Task statement >> If a line of the listing below contains the string "data", count it, then give the total by itself.

[Records provided Boundary: Start]

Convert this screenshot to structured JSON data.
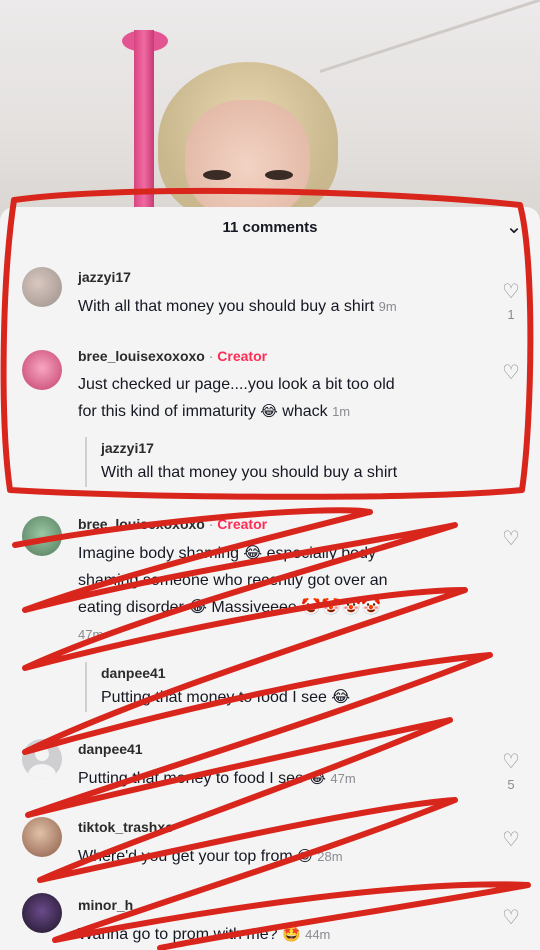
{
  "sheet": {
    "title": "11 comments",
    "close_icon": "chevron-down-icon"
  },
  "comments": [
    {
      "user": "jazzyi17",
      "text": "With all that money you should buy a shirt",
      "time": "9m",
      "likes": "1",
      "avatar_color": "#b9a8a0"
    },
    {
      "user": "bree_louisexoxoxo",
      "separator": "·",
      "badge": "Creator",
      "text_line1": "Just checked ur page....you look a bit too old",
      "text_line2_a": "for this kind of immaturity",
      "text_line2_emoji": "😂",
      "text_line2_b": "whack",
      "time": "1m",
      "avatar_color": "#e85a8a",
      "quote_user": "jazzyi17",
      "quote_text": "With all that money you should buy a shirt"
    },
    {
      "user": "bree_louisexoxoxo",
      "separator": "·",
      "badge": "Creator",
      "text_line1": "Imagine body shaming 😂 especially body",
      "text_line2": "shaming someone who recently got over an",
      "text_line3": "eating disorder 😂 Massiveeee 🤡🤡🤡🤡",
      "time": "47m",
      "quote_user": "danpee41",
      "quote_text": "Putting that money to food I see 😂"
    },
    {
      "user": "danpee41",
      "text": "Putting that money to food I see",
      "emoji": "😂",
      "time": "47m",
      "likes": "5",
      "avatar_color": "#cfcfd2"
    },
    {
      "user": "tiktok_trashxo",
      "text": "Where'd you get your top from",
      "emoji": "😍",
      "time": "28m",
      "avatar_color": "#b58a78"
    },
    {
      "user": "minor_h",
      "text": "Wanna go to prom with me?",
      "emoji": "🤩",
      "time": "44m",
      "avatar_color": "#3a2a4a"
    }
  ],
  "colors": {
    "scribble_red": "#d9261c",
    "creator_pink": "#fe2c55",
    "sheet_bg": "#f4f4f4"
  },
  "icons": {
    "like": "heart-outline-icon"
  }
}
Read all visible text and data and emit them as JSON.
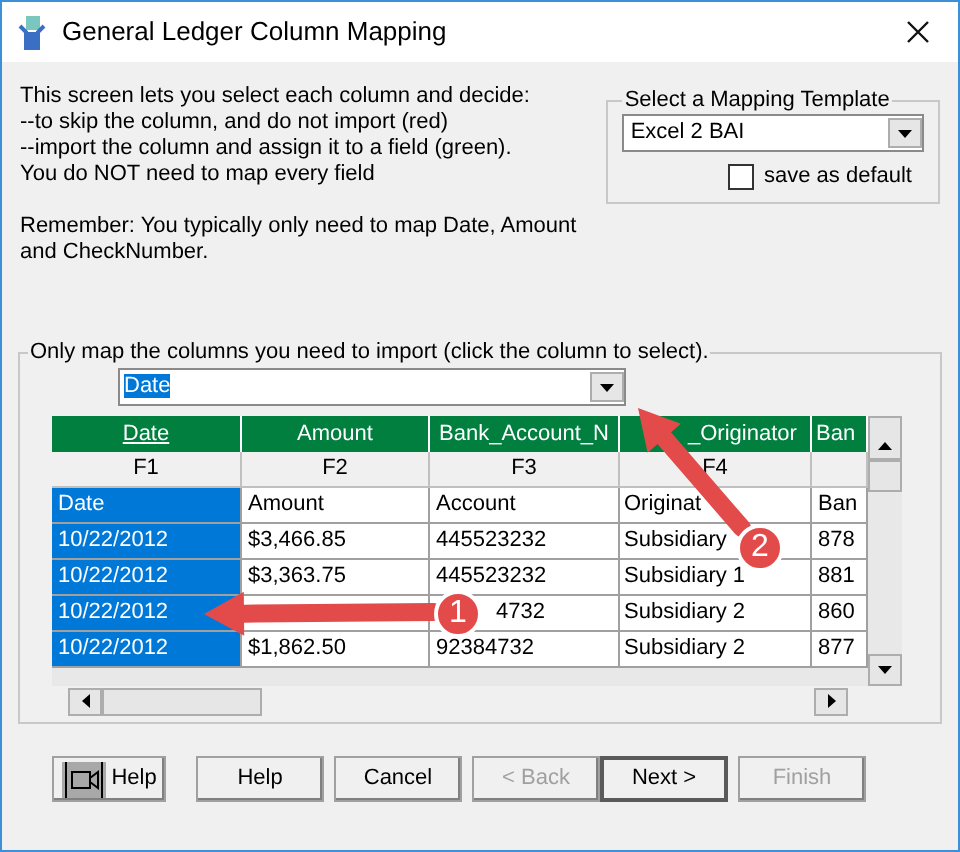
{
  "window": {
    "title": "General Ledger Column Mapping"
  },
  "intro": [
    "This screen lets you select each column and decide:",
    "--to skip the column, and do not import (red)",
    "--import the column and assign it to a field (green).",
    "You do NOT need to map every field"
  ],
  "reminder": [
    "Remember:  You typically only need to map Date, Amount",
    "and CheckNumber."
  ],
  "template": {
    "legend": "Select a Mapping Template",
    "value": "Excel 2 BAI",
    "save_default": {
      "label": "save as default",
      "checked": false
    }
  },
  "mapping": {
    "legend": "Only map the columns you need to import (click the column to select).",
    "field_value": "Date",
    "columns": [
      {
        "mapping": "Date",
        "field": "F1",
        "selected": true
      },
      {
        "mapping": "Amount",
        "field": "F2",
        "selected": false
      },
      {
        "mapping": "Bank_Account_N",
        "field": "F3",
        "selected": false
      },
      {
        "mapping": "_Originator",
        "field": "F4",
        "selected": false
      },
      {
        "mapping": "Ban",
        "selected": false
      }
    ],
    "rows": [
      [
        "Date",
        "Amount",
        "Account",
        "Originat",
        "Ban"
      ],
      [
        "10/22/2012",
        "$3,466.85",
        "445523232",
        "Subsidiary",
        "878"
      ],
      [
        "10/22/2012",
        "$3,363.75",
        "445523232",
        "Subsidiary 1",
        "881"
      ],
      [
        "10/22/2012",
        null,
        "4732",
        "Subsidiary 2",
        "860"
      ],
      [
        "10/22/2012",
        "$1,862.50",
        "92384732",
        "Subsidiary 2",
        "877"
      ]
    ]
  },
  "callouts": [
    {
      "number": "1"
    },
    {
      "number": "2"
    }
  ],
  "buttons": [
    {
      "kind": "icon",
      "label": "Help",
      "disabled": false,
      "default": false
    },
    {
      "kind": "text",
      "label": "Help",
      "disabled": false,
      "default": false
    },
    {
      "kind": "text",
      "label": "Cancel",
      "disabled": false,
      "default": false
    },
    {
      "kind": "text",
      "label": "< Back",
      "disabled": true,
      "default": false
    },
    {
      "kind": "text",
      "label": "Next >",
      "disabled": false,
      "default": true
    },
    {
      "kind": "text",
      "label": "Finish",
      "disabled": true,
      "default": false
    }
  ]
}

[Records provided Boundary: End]

Solution >> 2